- EXERCISE MATERIALS -
● ● ● ● ● ● ●

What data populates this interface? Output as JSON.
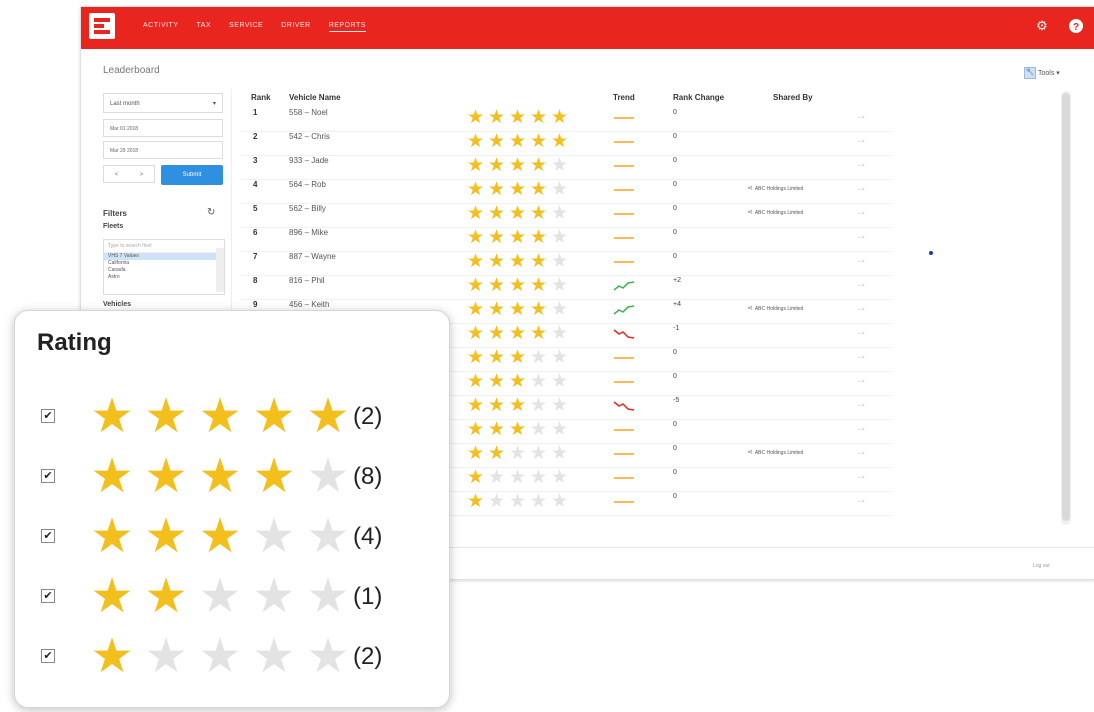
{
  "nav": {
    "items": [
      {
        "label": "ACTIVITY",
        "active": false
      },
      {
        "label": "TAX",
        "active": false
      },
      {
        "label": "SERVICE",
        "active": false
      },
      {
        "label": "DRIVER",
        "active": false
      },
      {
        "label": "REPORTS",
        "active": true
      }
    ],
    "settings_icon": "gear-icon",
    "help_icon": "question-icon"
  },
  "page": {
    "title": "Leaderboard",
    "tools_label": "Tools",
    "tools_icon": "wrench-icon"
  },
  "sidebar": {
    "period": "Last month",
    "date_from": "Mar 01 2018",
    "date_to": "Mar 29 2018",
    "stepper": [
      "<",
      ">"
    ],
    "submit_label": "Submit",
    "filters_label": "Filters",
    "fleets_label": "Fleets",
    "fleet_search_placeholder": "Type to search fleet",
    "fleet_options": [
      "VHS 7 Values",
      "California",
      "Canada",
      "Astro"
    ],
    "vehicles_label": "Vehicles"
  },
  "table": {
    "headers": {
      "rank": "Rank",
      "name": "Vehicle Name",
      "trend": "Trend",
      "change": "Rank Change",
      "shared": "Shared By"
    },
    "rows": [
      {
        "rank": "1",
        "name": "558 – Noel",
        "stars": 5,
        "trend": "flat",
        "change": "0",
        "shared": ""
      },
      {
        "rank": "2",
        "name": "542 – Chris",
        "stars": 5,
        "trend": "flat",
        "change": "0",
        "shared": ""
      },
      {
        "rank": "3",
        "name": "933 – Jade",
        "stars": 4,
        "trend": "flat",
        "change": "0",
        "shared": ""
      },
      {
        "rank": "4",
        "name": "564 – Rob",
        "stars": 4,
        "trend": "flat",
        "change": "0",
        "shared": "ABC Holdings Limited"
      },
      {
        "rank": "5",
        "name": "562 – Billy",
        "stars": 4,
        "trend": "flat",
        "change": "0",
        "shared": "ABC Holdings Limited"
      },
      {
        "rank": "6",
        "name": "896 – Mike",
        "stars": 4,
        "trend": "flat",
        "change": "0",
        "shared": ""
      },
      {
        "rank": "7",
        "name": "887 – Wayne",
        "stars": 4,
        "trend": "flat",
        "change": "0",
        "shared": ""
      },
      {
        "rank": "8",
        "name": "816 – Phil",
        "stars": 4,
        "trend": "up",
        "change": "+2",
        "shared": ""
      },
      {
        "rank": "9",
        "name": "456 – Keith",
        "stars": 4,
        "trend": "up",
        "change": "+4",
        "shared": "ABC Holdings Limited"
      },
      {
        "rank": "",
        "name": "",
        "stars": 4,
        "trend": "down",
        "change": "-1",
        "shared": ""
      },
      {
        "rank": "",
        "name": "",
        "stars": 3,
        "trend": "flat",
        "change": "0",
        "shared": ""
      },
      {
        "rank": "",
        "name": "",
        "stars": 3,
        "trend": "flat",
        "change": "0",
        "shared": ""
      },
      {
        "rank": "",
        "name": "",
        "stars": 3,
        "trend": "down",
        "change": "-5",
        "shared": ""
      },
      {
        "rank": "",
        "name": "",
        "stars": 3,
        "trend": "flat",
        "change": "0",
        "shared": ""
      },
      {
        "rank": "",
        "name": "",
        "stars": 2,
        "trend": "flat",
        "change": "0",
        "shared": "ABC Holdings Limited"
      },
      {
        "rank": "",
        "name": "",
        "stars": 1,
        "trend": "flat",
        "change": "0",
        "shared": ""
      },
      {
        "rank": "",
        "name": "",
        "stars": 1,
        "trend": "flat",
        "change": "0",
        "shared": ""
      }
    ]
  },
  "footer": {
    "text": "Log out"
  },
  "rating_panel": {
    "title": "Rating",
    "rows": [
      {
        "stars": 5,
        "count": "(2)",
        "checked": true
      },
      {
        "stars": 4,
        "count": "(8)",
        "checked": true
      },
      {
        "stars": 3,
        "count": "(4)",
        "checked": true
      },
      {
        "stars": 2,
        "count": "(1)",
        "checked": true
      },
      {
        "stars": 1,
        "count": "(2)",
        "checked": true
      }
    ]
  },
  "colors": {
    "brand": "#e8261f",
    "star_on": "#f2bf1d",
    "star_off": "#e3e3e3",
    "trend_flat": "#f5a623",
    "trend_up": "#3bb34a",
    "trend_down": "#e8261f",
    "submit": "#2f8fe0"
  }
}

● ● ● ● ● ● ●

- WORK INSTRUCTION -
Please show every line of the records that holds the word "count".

- WRITTEN SOLUTION -
        "count": "(2)",
        "count": "(8)",
        "count": "(4)",
        "count": "(1)",
        "count": "(2)",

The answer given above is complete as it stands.